As President Mahinda Rajapaksa correctly pointed out soon after the victory in the war, waste must be wiped out. This means wasteful expenditure at all levels, with the priority on cutting down large amounts. Among the areas of reduction should be losses in public corporations, ineffective subsidies and waste. The ways in which public expenditure should be cut are well known but perhaps difficult to achieve owing to political constraints.Exchange rate management is vital for the country as it is very much dependent on exports. The country has a persistent problem of trade deficits and the more these widen the more pressure there is on the reserves.
In the first half of this year exports of industrial items like garments, rubber and ceramic products lost markets owing to the relative appreciation of the Rupee. What matters is not the nominal exchange rate but the real effective exchange rate that adjusts it to the rates of inflation in competing countries. This is not a very well understood aspect of the exchange rate management. Consequently some ask: why is it that the country remains uncompetitive despite the depreciation of the Rupee over time? The answer lies in the fact that we have not made adequate adjustments in the exchange rate vis-à-vis our competitors who have had lower rates of inflation. Once again we return to the issue of the fiscal balance as the magnitude of the deficit is an important determinant of the rate of inflation.

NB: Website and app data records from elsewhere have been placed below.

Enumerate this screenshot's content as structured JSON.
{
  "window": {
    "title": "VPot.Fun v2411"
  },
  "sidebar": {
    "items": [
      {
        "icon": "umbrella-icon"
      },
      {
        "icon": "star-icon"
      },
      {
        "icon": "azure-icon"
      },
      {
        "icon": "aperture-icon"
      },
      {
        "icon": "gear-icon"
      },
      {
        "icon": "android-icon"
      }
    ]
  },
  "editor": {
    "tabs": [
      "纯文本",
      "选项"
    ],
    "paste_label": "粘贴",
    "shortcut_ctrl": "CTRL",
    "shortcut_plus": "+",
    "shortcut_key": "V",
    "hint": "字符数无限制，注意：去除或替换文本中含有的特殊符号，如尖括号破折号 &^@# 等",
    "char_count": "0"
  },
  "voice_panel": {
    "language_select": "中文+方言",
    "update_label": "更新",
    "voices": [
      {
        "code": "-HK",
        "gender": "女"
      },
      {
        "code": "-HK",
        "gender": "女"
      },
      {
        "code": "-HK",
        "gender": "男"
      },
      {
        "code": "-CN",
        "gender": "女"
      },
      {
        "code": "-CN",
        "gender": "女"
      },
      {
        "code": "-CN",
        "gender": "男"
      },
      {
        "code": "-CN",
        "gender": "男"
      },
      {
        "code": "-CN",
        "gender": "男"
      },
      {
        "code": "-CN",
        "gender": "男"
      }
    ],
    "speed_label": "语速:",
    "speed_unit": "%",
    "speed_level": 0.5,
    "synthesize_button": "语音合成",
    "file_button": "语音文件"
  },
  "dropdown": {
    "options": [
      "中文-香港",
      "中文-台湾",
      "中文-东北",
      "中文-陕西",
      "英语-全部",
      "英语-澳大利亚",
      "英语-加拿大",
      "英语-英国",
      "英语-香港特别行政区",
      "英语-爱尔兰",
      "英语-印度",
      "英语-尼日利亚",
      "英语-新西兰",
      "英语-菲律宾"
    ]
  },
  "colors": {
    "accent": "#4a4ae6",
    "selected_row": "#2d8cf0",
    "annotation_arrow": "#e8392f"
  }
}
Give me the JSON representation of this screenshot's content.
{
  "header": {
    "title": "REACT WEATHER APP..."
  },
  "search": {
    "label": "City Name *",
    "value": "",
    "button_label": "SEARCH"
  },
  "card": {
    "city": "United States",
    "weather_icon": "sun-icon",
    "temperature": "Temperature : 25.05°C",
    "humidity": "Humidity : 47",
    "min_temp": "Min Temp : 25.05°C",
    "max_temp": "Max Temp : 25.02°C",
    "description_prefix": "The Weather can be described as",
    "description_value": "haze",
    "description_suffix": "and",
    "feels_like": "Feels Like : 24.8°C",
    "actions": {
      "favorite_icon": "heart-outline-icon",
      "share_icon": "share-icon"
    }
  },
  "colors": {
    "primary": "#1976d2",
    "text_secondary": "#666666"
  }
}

The third factor of importance is to ensure there is an adequate supply of credit to the private sector at costs that make it profitable to borrow. A current problem is that the cost of credit is still high in relation to the avenues for profitable employment of borrowed funds and the supply of credit is inadequate as banks prefer to use their funds for risk free lending to the government.
It would be imprudent to think that just because there is peace there would be economic prosperity. No doubt there would be a measure of growth owing to peaceful conditions in the country, but getting the economic policies correct is vital for realising the full potential of the economy.
The three variables of fiscal consolidation, exchange rate management and appropriate monetary policies are indeed vital components of a strategy to achieve the full potential of the economy.